Boehner also voted against both amendments, as did conservatives like Reps. Paul Ryan (R-Wis.) and Darrell Issa (R-Calif.). In the end, the majority of GOP House members ended up voting to reauthorize the VRA, despite the fact that the two amendments failed.
In response to Westmoreland’s amendment, Fernandes argued that the staff in the Justice Department dedicated to enforcing Section 5 is relatively small, and shifting the burden to them to assess every jurisdiction and whether it should be covered would have taken it away from its core mission of making sure discrimination does not happen.
“We thought it was appropriate for the burden to be on the jurisdictions to at least make the initial showing, to say, ‘Hey, I want to bail out, and here is my clean record,’” she argued.
Fernandes argued that in Norwood’s case, the representative bought into the fallacy that Section 5 was trying to solve low voter registration and turnout among minority communities.

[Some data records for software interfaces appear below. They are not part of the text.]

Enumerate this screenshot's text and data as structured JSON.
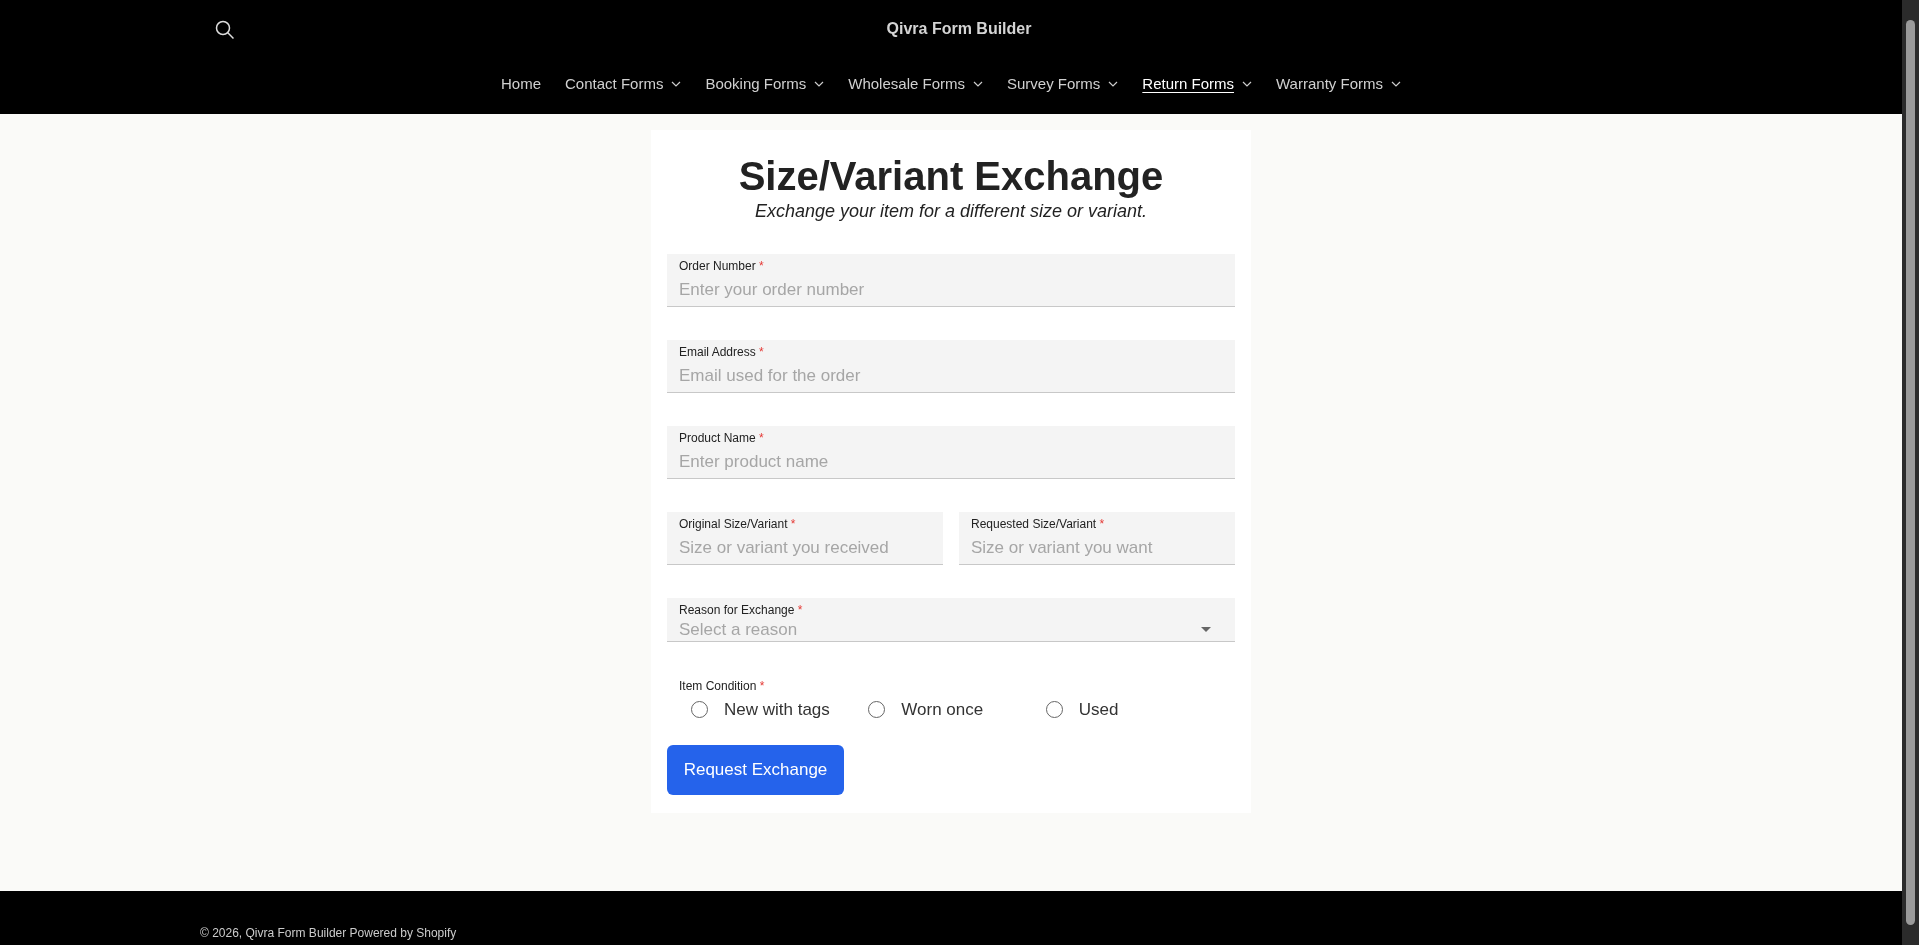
{
  "header": {
    "title": "Qivra Form Builder",
    "nav": [
      {
        "label": "Home",
        "has_dropdown": false,
        "selected": false
      },
      {
        "label": "Contact Forms",
        "has_dropdown": true,
        "selected": false
      },
      {
        "label": "Booking Forms",
        "has_dropdown": true,
        "selected": false
      },
      {
        "label": "Wholesale Forms",
        "has_dropdown": true,
        "selected": false
      },
      {
        "label": "Survey Forms",
        "has_dropdown": true,
        "selected": false
      },
      {
        "label": "Return Forms",
        "has_dropdown": true,
        "selected": true
      },
      {
        "label": "Warranty Forms",
        "has_dropdown": true,
        "selected": false
      }
    ]
  },
  "form": {
    "title": "Size/Variant Exchange",
    "subtitle": "Exchange your item for a different size or variant.",
    "rows": [
      {
        "fields": [
          {
            "kind": "text",
            "label": "Order Number",
            "required_mark": "*",
            "placeholder": "Enter your order number"
          }
        ]
      },
      {
        "fields": [
          {
            "kind": "text",
            "label": "Email Address",
            "required_mark": "*",
            "placeholder": "Email used for the order"
          }
        ]
      },
      {
        "fields": [
          {
            "kind": "text",
            "label": "Product Name",
            "required_mark": "*",
            "placeholder": "Enter product name"
          }
        ]
      },
      {
        "fields": [
          {
            "kind": "text",
            "label": "Original Size/Variant",
            "required_mark": "*",
            "placeholder": "Size or variant you received"
          },
          {
            "kind": "text",
            "label": "Requested Size/Variant",
            "required_mark": "*",
            "placeholder": "Size or variant you want"
          }
        ]
      },
      {
        "fields": [
          {
            "kind": "select",
            "label": "Reason for Exchange",
            "required_mark": "*",
            "placeholder": "Select a reason"
          }
        ]
      },
      {
        "fields": [
          {
            "kind": "radio",
            "label": "Item Condition",
            "required_mark": "*",
            "options": [
              {
                "label": "New with tags",
                "selected": false
              },
              {
                "label": "Worn once",
                "selected": false
              },
              {
                "label": "Used",
                "selected": false
              }
            ]
          }
        ]
      }
    ],
    "submit": "Request Exchange"
  },
  "footer": {
    "text": "© 2026, Qivra Form Builder Powered by Shopify"
  }
}
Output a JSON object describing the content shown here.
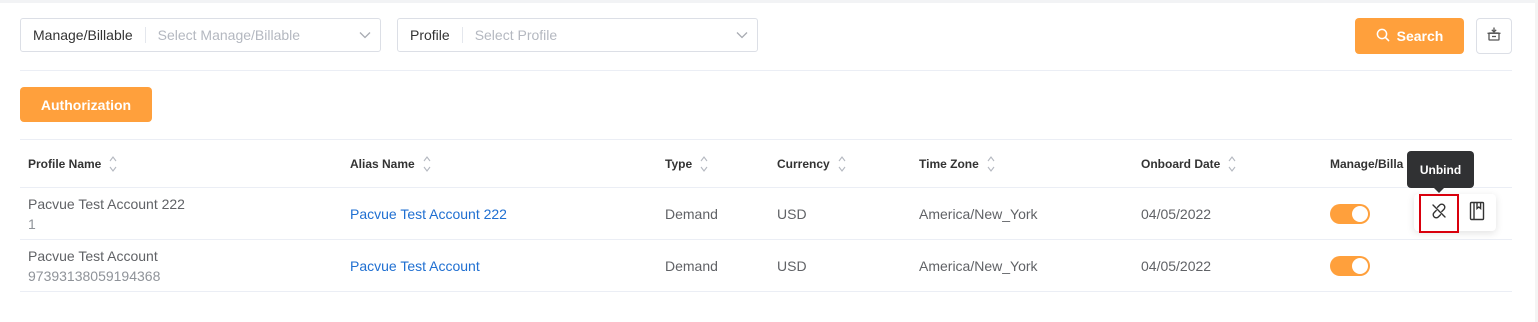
{
  "filters": {
    "manage_label": "Manage/Billable",
    "manage_placeholder": "Select Manage/Billable",
    "profile_label": "Profile",
    "profile_placeholder": "Select Profile"
  },
  "toolbar": {
    "search_label": "Search",
    "search_icon": "search-icon",
    "export_icon": "download-icon"
  },
  "authorization_label": "Authorization",
  "table": {
    "columns": [
      "Profile Name",
      "Alias Name",
      "Type",
      "Currency",
      "Time Zone",
      "Onboard Date",
      "Manage/Billa"
    ],
    "rows": [
      {
        "profile_name": "Pacvue Test Account 222",
        "profile_id": "1",
        "alias": "Pacvue Test Account 222",
        "type": "Demand",
        "currency": "USD",
        "timezone": "America/New_York",
        "onboard_date": "04/05/2022",
        "manage_billable_on": true
      },
      {
        "profile_name": "Pacvue Test Account",
        "profile_id": "97393138059194368",
        "alias": "Pacvue Test Account",
        "type": "Demand",
        "currency": "USD",
        "timezone": "America/New_York",
        "onboard_date": "04/05/2022",
        "manage_billable_on": true
      }
    ]
  },
  "tooltip": "Unbind",
  "actions": {
    "unbind_icon": "unlink-icon",
    "book_icon": "book-icon"
  },
  "colors": {
    "accent": "#ffa03c",
    "link": "#1f6fd1",
    "highlight_border": "#d9000d",
    "tooltip_bg": "#303133"
  }
}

“The idea was to end the discrimination itself, not just the symptom of it, which was low registration and turnout,” she said.
Sensenbrenner also argued that just because presidential turnout is high doesn’t mean there isn’t discrimination. Also, he said, turnout tends to be greatest in presidential elections — a significant amount of discrimination can happen in less-visible contests, for school board, sheriff, council and other local positions.
And just because turnout was high in the past doesn’t mean there won’t be discrimination moving forward.
“If you use a high-voter-turnout election — of course presidential elections are always the highest turnout elections — to say that we should loosen our vigilance against discrimination, [that] would mean that in subsequent elections, it would be more difficult for minority voters to vote, and consequently [turnout] would be lower. But by that time, the milk is already spilled and the horse is out of the barn,” said Sesenbrenner.
Sensenbrenner said he never considered either of the two amendments a serious threat.
“I knew we would be able to beat them back,” he said, pointing to the fact that they also defeated Rep. Steve King’s (R-Iowa) amendment mandating that ballots be printed in English only.
If the Supreme Court rules Section 5 is unconstitutional and kicks it back to Congress to amend — an outcome Sensenbrenner says he hopes doesn’t happen — those lawmakers who have so far been uneasy in taking a position on the VRA will have to do so. The debate will occur in a polarized environment that includes varying opinions on long lines at the polls, voter ID laws and allegations of fraud.
Still, Sensenbrenner is confident that if the Supreme Court rules that the law needs to be changed, his colleagues will come around when they are presented with evidence showing why it is still so necessary.
“It was one of the trans-Atlantic passenger shipping lines that said, ‘Getting there is half the fun.’ That’s the experience I’ve had with the Voting Rights Act and all of its mutations since I’ve been in Congress,” Sensenbrenner said. “I think by the time the debate is concluded, there will be a very bipartisan consensus that if there is an amendment needed to Section 5 to keep it viable, the votes will be overwhelming.”